→ **EXERCISE OBJECTIVE**:
Answer with a bare number: the count of lines in the records below that have the word "JSON".

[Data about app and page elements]
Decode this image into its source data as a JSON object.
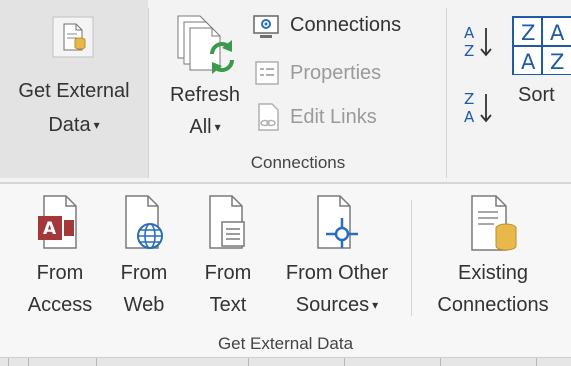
{
  "data_group": {
    "get_external_data": {
      "line1": "Get External",
      "line2": "Data",
      "caret": "▾"
    }
  },
  "connections_group": {
    "refresh_all": {
      "line1": "Refresh",
      "line2": "All",
      "caret": "▾"
    },
    "connections": "Connections",
    "properties": "Properties",
    "edit_links": "Edit Links",
    "group_label": "Connections"
  },
  "sort_group": {
    "sort": "Sort"
  },
  "get_external_data_group": {
    "from_access": {
      "line1": "From",
      "line2": "Access"
    },
    "from_web": {
      "line1": "From",
      "line2": "Web"
    },
    "from_text": {
      "line1": "From",
      "line2": "Text"
    },
    "from_other_sources": {
      "line1": "From Other",
      "line2": "Sources",
      "caret": "▾"
    },
    "existing_connections": {
      "line1": "Existing",
      "line2": "Connections"
    },
    "group_label": "Get External Data"
  },
  "colors": {
    "access_red": "#a4373a",
    "refresh_green": "#3a9a4a",
    "web_blue": "#2a6ebb",
    "db_gold": "#e8b94a",
    "sort_blue": "#1e5aa8"
  }
}
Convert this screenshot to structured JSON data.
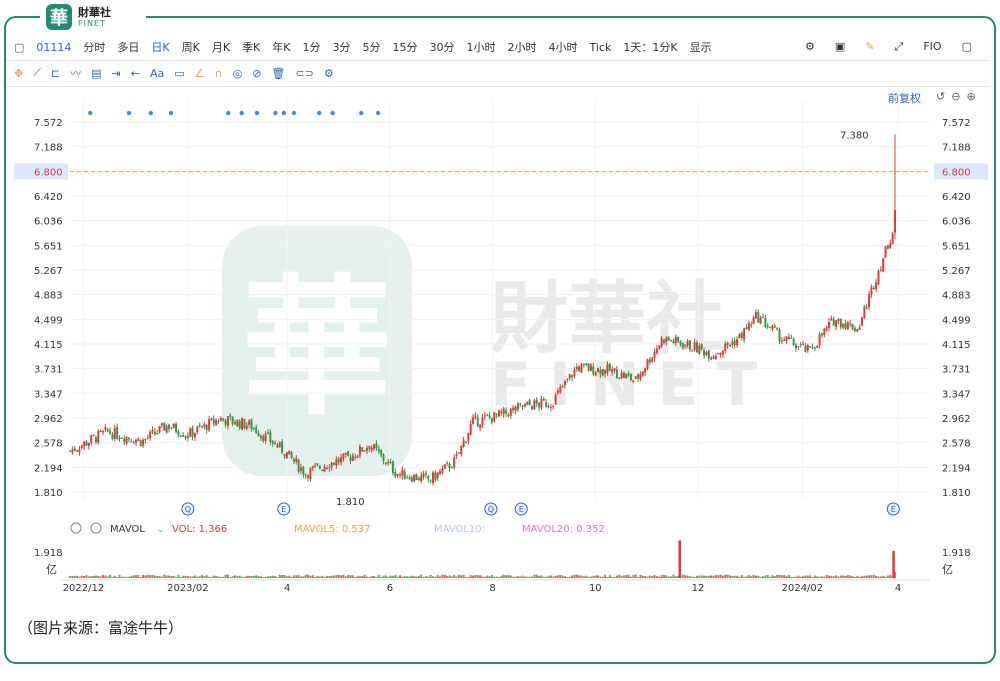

→ **SOLUTION BELOW**:
2